A plan to restore the Royal Canal to its former glory is revealed.

The Royal Canal stretches for 90 miles from north of the River Liffey in Dublin to Cloondara in County Longford, where it meets the River Shannon. This inland waterway became derelict and has been closed since 1961. There are now plans to clean and restore the canal creating a major environmental and tourist amenity.

Thanks to the work being carried out by voluntary workers and An Chomhairle Oiliúna (AnCO) trainees, nearly 70 miles of the waterway are navigable again. Young people have been restoring lock gates, building new slip ways, repairing brick work at harbours and landscaping canal banks across counties Dublin, Kildare, Meath, Westmeath and Longford.

When the work is completed it will be possible to make a round trip by barge or cruiser from Dublin to the Shannon along the Royal Canal and back to Dublin along the Grand Canal.

In the proposed Canals Bill ownership of the Grand Canal and the Royal Canal will pass from Córas Iompair Éireann (CIÉ) to the Commissioners of Public Works in Ireland.

The government is working with the Royal Canal Amenity Group and various other bodies to get the work done.
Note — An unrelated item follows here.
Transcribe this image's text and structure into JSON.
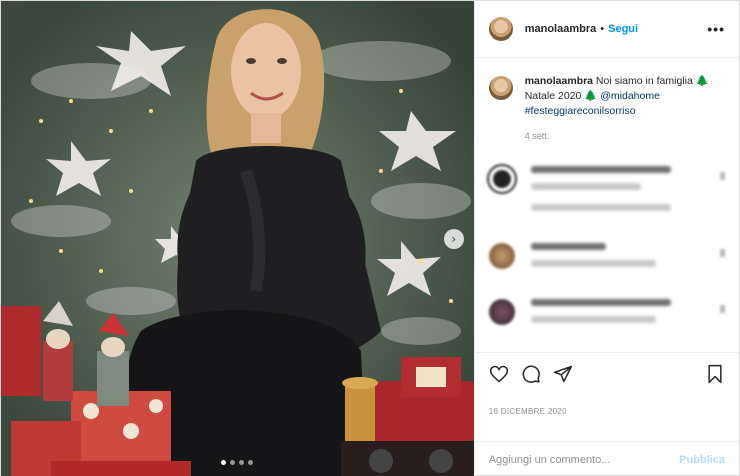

The cost for the work will be met from government grants and money from the European Economic Community (EEC) regional fund.

It is estimated that £5 million spent over a number of years will complete the work while also providing employment for hundreds of young people using the Social Employment Scheme and existing AnCO training programmes.

The hope is to have the Royal Canal fully restored by 1989 when it will be 200 years old.

An RTÉ News report broadcast on 19 January 1985. The reporter is Reg Cullen.